─── INPUT DATA

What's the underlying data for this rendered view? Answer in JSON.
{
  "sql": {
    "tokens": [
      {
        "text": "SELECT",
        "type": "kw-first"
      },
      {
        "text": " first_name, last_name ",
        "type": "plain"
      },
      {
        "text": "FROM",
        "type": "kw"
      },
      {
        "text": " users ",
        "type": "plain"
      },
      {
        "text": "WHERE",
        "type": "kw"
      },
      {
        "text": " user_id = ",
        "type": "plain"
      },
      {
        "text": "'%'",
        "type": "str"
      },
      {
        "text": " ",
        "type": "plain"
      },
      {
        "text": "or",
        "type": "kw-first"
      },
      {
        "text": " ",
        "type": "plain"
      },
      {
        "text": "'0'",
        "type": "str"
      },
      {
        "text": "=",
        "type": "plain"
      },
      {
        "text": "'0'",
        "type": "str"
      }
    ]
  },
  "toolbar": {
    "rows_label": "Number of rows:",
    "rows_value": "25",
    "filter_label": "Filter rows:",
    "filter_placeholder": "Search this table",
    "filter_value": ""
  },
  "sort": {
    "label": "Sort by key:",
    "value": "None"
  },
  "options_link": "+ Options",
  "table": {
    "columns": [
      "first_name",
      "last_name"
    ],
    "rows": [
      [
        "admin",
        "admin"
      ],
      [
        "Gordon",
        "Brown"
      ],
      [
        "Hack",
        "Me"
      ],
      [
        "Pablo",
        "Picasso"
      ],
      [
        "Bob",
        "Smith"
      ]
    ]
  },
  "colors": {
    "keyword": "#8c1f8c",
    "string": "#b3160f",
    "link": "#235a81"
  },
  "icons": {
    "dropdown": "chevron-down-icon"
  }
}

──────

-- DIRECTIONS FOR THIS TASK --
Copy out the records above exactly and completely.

-- COMPLETED TASK --
What's the underlying data for this rendered view? Answer in JSON.
{
  "sql": {
    "tokens": [
      {
        "text": "SELECT",
        "type": "kw-first"
      },
      {
        "text": " first_name, last_name ",
        "type": "plain"
      },
      {
        "text": "FROM",
        "type": "kw"
      },
      {
        "text": " users ",
        "type": "plain"
      },
      {
        "text": "WHERE",
        "type": "kw"
      },
      {
        "text": " user_id = ",
        "type": "plain"
      },
      {
        "text": "'%'",
        "type": "str"
      },
      {
        "text": " ",
        "type": "plain"
      },
      {
        "text": "or",
        "type": "kw-first"
      },
      {
        "text": " ",
        "type": "plain"
      },
      {
        "text": "'0'",
        "type": "str"
      },
      {
        "text": "=",
        "type": "plain"
      },
      {
        "text": "'0'",
        "type": "str"
      }
    ]
  },
  "toolbar": {
    "rows_label": "Number of rows:",
    "rows_value": "25",
    "filter_label": "Filter rows:",
    "filter_placeholder": "Search this table",
    "filter_value": ""
  },
  "sort": {
    "label": "Sort by key:",
    "value": "None"
  },
  "options_link": "+ Options",
  "table": {
    "columns": [
      "first_name",
      "last_name"
    ],
    "rows": [
      [
        "admin",
        "admin"
      ],
      [
        "Gordon",
        "Brown"
      ],
      [
        "Hack",
        "Me"
      ],
      [
        "Pablo",
        "Picasso"
      ],
      [
        "Bob",
        "Smith"
      ]
    ]
  },
  "colors": {
    "keyword": "#8c1f8c",
    "string": "#b3160f",
    "link": "#235a81"
  },
  "icons": {
    "dropdown": "chevron-down-icon"
  }
}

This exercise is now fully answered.